Electric cars will present challenges and opportunities
THE Government’s announcement in relation to only electric powered vehicles being sold after 2040 is going to cause many Midland companies currently supporting automobile manufacturers to have a bit of a rethink. Many will find that, after more than 100 years, demand for the internal combustion engine will cease.
However, this legislation will create opportunities elsewhere.
For instance, housebuilders will presumably from now on be making provision for charging points to be part of the list of extras on offer to purchasers.
These have to be developed, official design approval obtained, manufactured and marketed.
Currently there are government grants available for electric vehicle home charging schemes, with up to 75 per cent on offer towards installation.
The move to electrical powered vehicles by decree is going to present a lot of problems to the motorist in the years ahead, for there will come a time when the car purchased will only have scrap value circa 2040. The more expensive the vehicle, the greater the loss.
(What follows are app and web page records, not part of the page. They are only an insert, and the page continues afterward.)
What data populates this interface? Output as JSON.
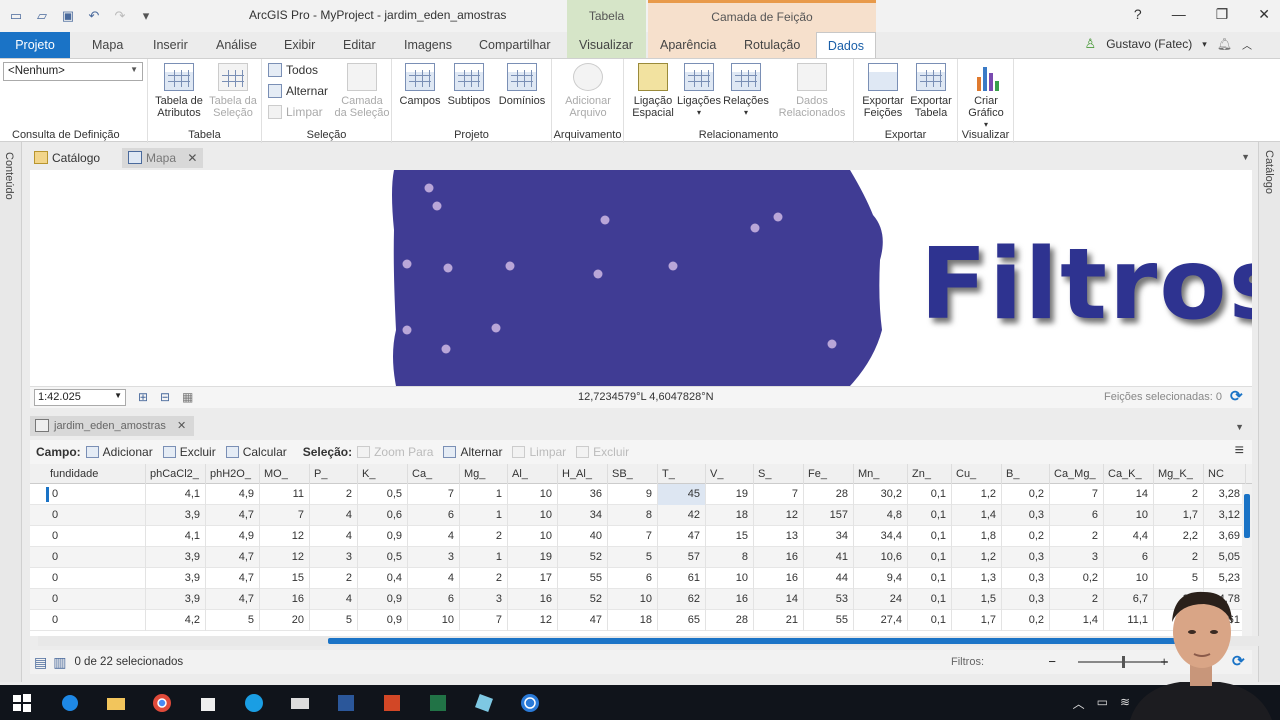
{
  "window": {
    "title": "ArcGIS Pro - MyProject - jardim_eden_amostras",
    "context_tabela": "Tabela",
    "context_camada": "Camada de Feição",
    "help": "?",
    "minimize": "—",
    "maximize": "❐",
    "close": "✕"
  },
  "ribbon_tabs": [
    "Projeto",
    "Mapa",
    "Inserir",
    "Análise",
    "Exibir",
    "Editar",
    "Imagens",
    "Compartilhar",
    "Visualizar",
    "Aparência",
    "Rotulação",
    "Dados"
  ],
  "user": {
    "name": "Gustavo (Fatec)",
    "caret": "▾"
  },
  "ribbon": {
    "definition_query": {
      "value": "<Nenhum>",
      "label": "Consulta de Definição"
    },
    "tabela": {
      "label": "Tabela",
      "atributos": "Tabela de Atributos",
      "selecao": "Tabela da Seleção"
    },
    "selecao": {
      "label": "Seleção",
      "todos": "Todos",
      "alternar": "Alternar",
      "limpar": "Limpar",
      "camada": "Camada da Seleção"
    },
    "projeto": {
      "label": "Projeto",
      "campos": "Campos",
      "subtipos": "Subtipos",
      "dominios": "Domínios"
    },
    "arquivamento": {
      "label": "Arquivamento",
      "adicionar": "Adicionar Arquivo"
    },
    "relacionamento": {
      "label": "Relacionamento",
      "ligacao": "Ligação Espacial",
      "ligacoes": "Ligações",
      "relacoes": "Relações",
      "dados_rel": "Dados Relacionados"
    },
    "exportar": {
      "label": "Exportar",
      "feicoes": "Exportar Feições",
      "tabela": "Exportar Tabela"
    },
    "visualizar": {
      "label": "Visualizar",
      "criar": "Criar Gráfico"
    }
  },
  "side": {
    "left": "Conteúdo",
    "right": "Catálogo"
  },
  "view_tabs": [
    {
      "label": "Catálogo"
    },
    {
      "label": "Mapa"
    }
  ],
  "map": {
    "overlay_text": "Filtros",
    "scale": "1:42.025",
    "coords": "12,7234579°L 4,6047828°N",
    "selected_features": "Feições selecionadas: 0",
    "colors": {
      "polygon": "#403c94",
      "point": "#b9a6d8"
    }
  },
  "table_tab": "jardim_eden_amostras",
  "table_toolbar": {
    "campo": "Campo:",
    "adicionar": "Adicionar",
    "excluir": "Excluir",
    "calcular": "Calcular",
    "selecao": "Seleção:",
    "zoom": "Zoom Para",
    "alternar": "Alternar",
    "limpar": "Limpar",
    "excluir2": "Excluir"
  },
  "table": {
    "columns": [
      "fundidade",
      "phCaCl2_",
      "phH2O_",
      "MO_",
      "P_",
      "K_",
      "Ca_",
      "Mg_",
      "Al_",
      "H_Al_",
      "SB_",
      "T_",
      "V_",
      "S_",
      "Fe_",
      "Mn_",
      "Zn_",
      "Cu_",
      "B_",
      "Ca_Mg_",
      "Ca_K_",
      "Mg_K_",
      "NC"
    ],
    "rows": [
      [
        "0",
        "4,1",
        "4,9",
        "11",
        "2",
        "0,5",
        "7",
        "1",
        "10",
        "36",
        "9",
        "45",
        "19",
        "7",
        "28",
        "30,2",
        "0,1",
        "1,2",
        "0,2",
        "7",
        "14",
        "2",
        "3,28"
      ],
      [
        "0",
        "3,9",
        "4,7",
        "7",
        "4",
        "0,6",
        "6",
        "1",
        "10",
        "34",
        "8",
        "42",
        "18",
        "12",
        "157",
        "4,8",
        "0,1",
        "1,4",
        "0,3",
        "6",
        "10",
        "1,7",
        "3,12"
      ],
      [
        "0",
        "4,1",
        "4,9",
        "12",
        "4",
        "0,9",
        "4",
        "2",
        "10",
        "40",
        "7",
        "47",
        "15",
        "13",
        "34",
        "34,4",
        "0,1",
        "1,8",
        "0,2",
        "2",
        "4,4",
        "2,2",
        "3,69"
      ],
      [
        "0",
        "3,9",
        "4,7",
        "12",
        "3",
        "0,5",
        "3",
        "1",
        "19",
        "52",
        "5",
        "57",
        "8",
        "16",
        "41",
        "10,6",
        "0,1",
        "1,2",
        "0,3",
        "3",
        "6",
        "2",
        "5,05"
      ],
      [
        "0",
        "3,9",
        "4,7",
        "15",
        "2",
        "0,4",
        "4",
        "2",
        "17",
        "55",
        "6",
        "61",
        "10",
        "16",
        "44",
        "9,4",
        "0,1",
        "1,3",
        "0,3",
        "0,2",
        "10",
        "5",
        "5,23"
      ],
      [
        "0",
        "3,9",
        "4,7",
        "16",
        "4",
        "0,9",
        "6",
        "3",
        "16",
        "52",
        "10",
        "62",
        "16",
        "14",
        "53",
        "24",
        "0,1",
        "1,5",
        "0,3",
        "2",
        "6,7",
        "3,3",
        "4,78"
      ],
      [
        "0",
        "4,2",
        "5",
        "20",
        "5",
        "0,9",
        "10",
        "7",
        "12",
        "47",
        "18",
        "65",
        "28",
        "21",
        "55",
        "27,4",
        "0,1",
        "1,7",
        "0,2",
        "1,4",
        "11,1",
        "7,8",
        "3,61"
      ]
    ]
  },
  "status": {
    "selected": "0 de 22 selecionados",
    "filtros": "Filtros:",
    "zoom_minus": "−",
    "zoom_plus": "+"
  }
}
I presume that manufacturers of larger petrol/diesel powered vehicles will suffer from 2030 onwards as investors opt for smaller cheaper cars, or switch early to electric-powered vehicles.
Then there is the question as to how Government will cope with the loss of tax revenue currently accruing on pump sales.
One suggestion is that all vehicles will be charged for every mile driven, which would create a lot of problems in information collection, let alone the payment of such tax.
One solution is to have a special rate for electricity used to power vehicles, but that could take a lot of policing.
I do have a major concern on safety, namely that e-vehicles are extremely quiet, so you cannot hear them coming, which on twisty country roads, can be frightening. I have already had one such experience, and this aspect has to be addressed.
A page in the history of motoring is about to be turned, with both benefits and opportunities.
Russell Luckock is chairman of Birmingham pressings firm